Segment Open

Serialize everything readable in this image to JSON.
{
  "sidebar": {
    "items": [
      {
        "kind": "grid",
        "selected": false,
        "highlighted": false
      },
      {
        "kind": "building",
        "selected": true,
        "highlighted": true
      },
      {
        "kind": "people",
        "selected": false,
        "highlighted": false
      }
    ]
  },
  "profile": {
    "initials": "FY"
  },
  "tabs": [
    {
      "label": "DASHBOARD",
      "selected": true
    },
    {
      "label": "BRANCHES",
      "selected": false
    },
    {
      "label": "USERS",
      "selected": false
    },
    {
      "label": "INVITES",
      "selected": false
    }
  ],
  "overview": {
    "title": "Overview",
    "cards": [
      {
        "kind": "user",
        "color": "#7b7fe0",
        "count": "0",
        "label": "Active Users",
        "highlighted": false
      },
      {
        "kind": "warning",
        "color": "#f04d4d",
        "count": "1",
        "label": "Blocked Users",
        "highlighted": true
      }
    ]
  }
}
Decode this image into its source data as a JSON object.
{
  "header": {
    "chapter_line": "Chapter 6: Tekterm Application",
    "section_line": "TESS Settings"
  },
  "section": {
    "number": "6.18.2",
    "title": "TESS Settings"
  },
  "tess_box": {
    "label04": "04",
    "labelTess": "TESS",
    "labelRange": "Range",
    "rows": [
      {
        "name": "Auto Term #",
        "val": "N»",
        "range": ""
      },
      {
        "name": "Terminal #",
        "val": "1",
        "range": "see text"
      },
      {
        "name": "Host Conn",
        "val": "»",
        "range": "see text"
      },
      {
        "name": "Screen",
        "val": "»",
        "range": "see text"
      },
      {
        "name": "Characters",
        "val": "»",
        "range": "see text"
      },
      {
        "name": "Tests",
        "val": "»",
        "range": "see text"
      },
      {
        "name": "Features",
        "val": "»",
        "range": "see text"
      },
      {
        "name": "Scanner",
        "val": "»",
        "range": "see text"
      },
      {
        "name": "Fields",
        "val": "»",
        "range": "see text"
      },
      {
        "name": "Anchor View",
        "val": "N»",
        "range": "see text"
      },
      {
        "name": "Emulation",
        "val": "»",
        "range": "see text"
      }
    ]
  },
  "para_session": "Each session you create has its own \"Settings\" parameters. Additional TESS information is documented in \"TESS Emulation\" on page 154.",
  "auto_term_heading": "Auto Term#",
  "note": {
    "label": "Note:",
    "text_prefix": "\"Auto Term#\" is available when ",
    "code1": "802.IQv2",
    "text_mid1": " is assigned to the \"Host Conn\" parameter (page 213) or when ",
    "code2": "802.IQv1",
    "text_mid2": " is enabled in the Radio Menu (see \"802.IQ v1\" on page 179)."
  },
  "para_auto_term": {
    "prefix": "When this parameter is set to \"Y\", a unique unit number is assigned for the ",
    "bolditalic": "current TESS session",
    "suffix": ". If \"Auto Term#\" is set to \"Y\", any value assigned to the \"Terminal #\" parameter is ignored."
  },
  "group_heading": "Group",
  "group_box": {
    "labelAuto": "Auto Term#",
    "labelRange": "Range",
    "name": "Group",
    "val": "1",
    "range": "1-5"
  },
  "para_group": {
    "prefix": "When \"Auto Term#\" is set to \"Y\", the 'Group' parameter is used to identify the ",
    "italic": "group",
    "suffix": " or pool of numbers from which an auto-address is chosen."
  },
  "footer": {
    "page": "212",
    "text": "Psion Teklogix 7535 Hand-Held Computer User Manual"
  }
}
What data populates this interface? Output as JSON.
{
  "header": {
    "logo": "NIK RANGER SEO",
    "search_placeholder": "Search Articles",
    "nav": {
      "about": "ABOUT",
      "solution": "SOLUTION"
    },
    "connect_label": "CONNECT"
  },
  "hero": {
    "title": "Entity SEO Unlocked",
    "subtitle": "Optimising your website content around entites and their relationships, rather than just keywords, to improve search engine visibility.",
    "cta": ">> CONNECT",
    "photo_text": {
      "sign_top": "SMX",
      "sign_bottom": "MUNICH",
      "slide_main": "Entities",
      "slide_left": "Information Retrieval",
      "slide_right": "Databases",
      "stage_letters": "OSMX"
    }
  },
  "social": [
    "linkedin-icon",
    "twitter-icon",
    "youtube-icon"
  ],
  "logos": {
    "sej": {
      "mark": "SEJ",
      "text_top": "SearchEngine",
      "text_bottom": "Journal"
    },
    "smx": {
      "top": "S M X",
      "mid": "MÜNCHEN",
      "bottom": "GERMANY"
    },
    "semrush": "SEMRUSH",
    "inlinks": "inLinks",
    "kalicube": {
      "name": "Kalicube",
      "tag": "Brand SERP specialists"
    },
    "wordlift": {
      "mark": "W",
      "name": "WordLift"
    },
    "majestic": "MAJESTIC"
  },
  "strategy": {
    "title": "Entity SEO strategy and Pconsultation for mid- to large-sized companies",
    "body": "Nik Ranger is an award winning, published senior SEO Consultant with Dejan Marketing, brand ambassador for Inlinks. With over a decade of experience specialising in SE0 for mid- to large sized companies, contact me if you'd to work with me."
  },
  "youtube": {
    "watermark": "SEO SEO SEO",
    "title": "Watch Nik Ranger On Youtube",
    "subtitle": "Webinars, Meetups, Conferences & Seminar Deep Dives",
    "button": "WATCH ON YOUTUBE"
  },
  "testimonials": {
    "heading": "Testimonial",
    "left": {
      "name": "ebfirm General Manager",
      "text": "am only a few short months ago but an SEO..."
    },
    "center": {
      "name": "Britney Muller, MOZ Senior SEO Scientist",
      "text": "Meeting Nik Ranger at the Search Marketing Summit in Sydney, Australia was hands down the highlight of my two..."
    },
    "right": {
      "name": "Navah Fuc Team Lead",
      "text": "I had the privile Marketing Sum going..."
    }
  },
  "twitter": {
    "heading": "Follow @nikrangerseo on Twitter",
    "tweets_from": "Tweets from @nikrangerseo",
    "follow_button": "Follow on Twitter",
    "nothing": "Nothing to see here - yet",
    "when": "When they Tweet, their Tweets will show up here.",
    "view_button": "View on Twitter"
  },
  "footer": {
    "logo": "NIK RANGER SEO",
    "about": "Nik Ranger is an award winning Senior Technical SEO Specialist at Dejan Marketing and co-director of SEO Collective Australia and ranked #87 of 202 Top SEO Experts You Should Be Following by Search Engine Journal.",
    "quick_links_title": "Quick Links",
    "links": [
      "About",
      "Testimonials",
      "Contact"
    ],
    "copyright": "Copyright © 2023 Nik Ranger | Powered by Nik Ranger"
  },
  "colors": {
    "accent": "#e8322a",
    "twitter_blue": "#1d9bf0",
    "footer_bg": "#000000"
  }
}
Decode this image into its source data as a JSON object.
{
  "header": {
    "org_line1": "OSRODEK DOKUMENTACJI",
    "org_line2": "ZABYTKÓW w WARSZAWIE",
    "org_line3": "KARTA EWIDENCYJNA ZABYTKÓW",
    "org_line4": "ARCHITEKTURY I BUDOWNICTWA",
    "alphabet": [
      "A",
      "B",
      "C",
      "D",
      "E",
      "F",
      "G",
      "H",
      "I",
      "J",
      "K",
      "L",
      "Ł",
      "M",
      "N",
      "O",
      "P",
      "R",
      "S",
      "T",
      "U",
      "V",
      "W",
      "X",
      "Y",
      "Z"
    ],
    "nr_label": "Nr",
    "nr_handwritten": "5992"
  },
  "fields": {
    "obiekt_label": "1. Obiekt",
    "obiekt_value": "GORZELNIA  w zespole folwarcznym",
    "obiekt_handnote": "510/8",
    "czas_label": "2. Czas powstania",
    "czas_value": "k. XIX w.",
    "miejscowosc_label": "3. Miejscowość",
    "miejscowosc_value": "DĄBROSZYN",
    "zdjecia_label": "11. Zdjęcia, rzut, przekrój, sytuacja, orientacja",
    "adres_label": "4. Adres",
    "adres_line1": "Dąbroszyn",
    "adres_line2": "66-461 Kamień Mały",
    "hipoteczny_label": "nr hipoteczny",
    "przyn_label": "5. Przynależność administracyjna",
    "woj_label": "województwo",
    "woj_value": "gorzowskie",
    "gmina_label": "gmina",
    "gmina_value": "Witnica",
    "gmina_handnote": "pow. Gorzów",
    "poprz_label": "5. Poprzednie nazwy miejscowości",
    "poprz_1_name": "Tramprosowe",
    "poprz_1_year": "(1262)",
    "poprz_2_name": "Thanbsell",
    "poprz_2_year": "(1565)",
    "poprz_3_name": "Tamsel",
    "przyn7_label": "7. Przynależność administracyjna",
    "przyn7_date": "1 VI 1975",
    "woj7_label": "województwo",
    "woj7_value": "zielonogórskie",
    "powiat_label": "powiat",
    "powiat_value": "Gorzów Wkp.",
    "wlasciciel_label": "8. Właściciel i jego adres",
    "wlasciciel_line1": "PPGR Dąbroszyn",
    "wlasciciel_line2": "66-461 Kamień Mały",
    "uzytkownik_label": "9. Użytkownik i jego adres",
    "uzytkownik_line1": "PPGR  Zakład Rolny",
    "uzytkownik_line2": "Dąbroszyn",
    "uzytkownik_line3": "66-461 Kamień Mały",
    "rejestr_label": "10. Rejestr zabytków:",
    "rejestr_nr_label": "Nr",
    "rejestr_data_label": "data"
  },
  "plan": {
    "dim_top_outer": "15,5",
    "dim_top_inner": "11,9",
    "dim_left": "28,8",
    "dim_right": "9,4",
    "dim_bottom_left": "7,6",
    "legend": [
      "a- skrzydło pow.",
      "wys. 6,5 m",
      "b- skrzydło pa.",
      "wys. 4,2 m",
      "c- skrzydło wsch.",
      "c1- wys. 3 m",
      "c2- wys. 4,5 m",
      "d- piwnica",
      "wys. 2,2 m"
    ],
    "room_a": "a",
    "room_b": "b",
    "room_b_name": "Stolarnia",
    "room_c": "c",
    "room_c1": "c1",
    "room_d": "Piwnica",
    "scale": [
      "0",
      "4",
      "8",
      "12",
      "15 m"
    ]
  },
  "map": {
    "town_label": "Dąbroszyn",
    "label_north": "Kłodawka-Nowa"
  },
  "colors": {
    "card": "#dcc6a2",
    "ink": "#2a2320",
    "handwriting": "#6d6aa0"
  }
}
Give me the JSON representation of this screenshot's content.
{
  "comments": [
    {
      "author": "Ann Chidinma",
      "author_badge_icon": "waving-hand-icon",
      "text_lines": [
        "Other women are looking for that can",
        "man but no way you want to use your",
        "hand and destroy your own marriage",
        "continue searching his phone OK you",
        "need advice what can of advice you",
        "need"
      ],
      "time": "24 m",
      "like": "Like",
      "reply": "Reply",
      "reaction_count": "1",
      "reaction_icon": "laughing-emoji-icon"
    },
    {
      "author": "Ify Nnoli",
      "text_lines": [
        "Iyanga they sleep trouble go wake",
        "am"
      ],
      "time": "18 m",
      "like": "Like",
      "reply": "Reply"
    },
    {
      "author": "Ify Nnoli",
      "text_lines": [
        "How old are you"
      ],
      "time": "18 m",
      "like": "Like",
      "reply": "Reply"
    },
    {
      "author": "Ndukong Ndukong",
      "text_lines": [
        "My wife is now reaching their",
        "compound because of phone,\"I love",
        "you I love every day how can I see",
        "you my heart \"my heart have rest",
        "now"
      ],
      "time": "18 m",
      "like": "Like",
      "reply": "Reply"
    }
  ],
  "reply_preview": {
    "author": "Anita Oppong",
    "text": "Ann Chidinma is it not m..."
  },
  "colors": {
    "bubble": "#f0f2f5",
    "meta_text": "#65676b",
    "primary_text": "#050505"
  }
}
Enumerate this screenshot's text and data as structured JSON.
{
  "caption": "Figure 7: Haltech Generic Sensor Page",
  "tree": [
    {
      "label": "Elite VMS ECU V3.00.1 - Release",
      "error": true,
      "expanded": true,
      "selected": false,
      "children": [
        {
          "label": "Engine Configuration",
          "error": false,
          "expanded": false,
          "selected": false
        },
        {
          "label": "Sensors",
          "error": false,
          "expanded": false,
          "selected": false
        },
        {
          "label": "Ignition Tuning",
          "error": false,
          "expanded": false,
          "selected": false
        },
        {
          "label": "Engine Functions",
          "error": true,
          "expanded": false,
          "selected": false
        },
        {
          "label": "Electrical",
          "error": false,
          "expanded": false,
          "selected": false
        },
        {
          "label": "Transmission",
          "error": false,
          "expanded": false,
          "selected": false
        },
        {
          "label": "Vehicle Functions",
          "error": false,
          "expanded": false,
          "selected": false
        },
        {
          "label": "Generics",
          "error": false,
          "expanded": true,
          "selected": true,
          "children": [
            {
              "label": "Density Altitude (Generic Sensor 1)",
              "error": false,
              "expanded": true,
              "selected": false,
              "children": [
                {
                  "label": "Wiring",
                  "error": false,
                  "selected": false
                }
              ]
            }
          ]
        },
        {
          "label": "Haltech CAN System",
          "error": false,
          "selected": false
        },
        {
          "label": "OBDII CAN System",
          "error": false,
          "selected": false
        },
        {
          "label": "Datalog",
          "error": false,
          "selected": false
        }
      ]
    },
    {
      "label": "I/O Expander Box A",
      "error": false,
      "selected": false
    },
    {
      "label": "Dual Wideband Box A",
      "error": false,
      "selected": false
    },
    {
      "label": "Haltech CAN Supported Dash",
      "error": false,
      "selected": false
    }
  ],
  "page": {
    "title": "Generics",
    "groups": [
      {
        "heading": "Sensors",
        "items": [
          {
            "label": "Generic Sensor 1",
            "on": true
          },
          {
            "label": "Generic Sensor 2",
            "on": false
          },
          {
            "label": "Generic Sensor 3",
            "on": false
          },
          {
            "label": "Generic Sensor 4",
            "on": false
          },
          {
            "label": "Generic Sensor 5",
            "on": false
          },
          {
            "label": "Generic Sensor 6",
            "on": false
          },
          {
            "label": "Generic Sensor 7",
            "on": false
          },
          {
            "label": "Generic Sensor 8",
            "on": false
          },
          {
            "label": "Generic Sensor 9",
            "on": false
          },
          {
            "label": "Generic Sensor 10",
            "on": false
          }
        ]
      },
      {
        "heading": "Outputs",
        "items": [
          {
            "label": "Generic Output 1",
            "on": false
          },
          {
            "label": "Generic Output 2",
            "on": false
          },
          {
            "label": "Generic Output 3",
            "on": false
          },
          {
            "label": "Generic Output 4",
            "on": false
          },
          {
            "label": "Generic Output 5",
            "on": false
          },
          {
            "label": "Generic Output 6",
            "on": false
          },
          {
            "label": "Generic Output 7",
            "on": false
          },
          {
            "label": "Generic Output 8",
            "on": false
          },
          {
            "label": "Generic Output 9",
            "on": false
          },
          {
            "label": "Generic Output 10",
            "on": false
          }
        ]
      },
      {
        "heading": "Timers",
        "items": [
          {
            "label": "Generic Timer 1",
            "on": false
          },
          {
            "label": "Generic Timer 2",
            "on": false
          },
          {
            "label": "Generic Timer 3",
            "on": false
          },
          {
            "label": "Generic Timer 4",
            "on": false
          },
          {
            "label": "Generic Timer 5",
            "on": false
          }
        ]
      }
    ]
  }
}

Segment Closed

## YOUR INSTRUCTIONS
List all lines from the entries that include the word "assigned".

## SOLUTION TO THIS PROBLEM
    "text_mid1": " is assigned to the \"Host Conn\" parameter (page 213) or when ",
    "prefix": "When this parameter is set to \"Y\", a unique unit number is assigned for the ",
    "suffix": ". If \"Auto Term#\" is set to \"Y\", any value assigned to the \"Terminal #\" parameter is ignored."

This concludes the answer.